Procedure of Medial bracnh block
Medial branch block is performed on an outpatient basis. After you reach the hospital you will be asked to change into a hospital gown. If the procedure is to be performed on the vertebrae in your back you will be asked to lie on your stomach, while if the test is to be done on vertebrae in your neck you will be requested to lie on your side. A small amount of local anaesthetic will be administered under the skin to reduce the pain experienced during the procedure. After the anaesthesia takes effect your provider will introduce a needle to reach the vertebral facet, via the skin. This will be done under fluoroscopic guidance. On reaching the target facet, a long acting anaesthetic agent is injected slowly. The needle is withdrawn and a sterile dressing is applied.
Indications for Medial branch block
Medial branch block is a diagnostic procedure indicated for individuals with back pain or neck pain to determine the cause of the pain. It is suggested when your doctor suspects an inflammatory cause.
Preparation for Medial branch block
Before scheduling the procedure your doctor will like to record a detailed history and do a thorough physical examination. Your doctor would like to know the list of medications that you are consuming; you might be requested to stop taking blood thinning medications. Inform your doctor if you are pregnant, because x rays used during fluoroscopy are harmful for the growing fetus. If you have a history of allergy to a particular anaesthetic agent it is advisable to inform your doctor about it beforehand.
Complications of Medial branch block
Medial branch block is a very safe procedure with low frequency of complications. The complications encountered are:
- Nerve damage
- Infection at site of procedure
Recovery from Medial branch block
After the procedure you will be advised to go on with your normal routine. If your pain was due to an inflammatory process affecting the facet joints you will experience a reduction in pain. However this will be temporary and will last for a couple of hours to a few days. You may return to work the day after the procedure.
The results of this diagnostic test are used to decide further course of action in management of your pain.
- British pain society- Standards of good practice for medial branch block injections and radiofrequency denervation for low back pain

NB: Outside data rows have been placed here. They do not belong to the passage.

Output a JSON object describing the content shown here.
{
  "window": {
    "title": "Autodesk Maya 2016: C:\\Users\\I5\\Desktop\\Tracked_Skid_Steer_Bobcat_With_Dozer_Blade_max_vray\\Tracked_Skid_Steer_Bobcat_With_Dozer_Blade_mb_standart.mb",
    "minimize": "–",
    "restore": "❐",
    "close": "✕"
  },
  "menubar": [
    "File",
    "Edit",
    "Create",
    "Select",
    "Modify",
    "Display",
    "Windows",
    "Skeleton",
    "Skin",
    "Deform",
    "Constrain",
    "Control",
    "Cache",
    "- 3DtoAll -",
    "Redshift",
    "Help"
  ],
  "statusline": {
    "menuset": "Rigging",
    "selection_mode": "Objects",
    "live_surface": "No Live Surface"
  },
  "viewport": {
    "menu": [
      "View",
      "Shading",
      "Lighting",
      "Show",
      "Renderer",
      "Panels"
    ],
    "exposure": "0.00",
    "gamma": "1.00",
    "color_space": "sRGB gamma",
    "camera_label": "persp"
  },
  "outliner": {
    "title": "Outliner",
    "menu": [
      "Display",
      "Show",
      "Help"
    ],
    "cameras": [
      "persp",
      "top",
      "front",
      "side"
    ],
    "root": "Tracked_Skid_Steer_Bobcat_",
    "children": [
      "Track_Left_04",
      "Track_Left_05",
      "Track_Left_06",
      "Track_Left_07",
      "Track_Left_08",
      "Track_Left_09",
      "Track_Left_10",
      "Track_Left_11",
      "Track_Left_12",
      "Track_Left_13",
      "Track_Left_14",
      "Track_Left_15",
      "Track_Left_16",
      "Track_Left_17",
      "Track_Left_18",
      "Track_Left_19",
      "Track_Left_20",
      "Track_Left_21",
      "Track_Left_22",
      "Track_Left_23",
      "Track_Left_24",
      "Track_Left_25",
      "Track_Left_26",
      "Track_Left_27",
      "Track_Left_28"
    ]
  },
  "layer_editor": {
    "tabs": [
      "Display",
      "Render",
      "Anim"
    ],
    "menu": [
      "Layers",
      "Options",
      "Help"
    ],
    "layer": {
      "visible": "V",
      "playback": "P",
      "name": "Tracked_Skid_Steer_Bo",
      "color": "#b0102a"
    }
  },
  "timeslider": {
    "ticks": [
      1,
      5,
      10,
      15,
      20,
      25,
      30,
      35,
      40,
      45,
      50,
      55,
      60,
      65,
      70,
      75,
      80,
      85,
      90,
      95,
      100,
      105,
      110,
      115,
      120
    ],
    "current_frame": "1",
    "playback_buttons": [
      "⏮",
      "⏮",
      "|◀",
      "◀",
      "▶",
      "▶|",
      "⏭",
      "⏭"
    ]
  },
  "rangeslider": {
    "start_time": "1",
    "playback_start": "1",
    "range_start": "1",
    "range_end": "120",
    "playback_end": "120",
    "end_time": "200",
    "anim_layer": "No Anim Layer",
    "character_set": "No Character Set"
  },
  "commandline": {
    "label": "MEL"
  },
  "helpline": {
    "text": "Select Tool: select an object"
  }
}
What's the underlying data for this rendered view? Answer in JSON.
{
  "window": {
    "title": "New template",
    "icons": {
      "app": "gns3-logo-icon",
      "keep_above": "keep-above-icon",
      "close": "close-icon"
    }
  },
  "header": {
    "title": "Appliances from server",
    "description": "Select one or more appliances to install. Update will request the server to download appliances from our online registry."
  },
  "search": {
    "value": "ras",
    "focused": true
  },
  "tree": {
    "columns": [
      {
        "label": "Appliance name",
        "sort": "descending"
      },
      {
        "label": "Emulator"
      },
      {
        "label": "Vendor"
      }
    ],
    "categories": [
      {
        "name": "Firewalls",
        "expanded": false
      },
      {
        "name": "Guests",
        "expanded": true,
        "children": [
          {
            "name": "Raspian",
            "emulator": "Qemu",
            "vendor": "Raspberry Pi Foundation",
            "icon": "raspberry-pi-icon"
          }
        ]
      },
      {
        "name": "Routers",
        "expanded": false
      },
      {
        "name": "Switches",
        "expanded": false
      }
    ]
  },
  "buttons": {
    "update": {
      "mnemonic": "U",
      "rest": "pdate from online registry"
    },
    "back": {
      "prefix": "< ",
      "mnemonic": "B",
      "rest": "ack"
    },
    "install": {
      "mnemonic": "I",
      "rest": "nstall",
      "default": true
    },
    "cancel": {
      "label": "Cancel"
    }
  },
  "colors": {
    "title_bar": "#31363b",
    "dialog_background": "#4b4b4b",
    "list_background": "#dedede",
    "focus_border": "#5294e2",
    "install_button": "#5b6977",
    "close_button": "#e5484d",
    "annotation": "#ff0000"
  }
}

- Lumbar Medial Branch Blocks. In: Nikolai Bogduk (ed.), Practice Guidelines: Spinal Diagnostic and Treatment Procedures. San Francisco, California, 94127, USA: International Spinal Intervention Society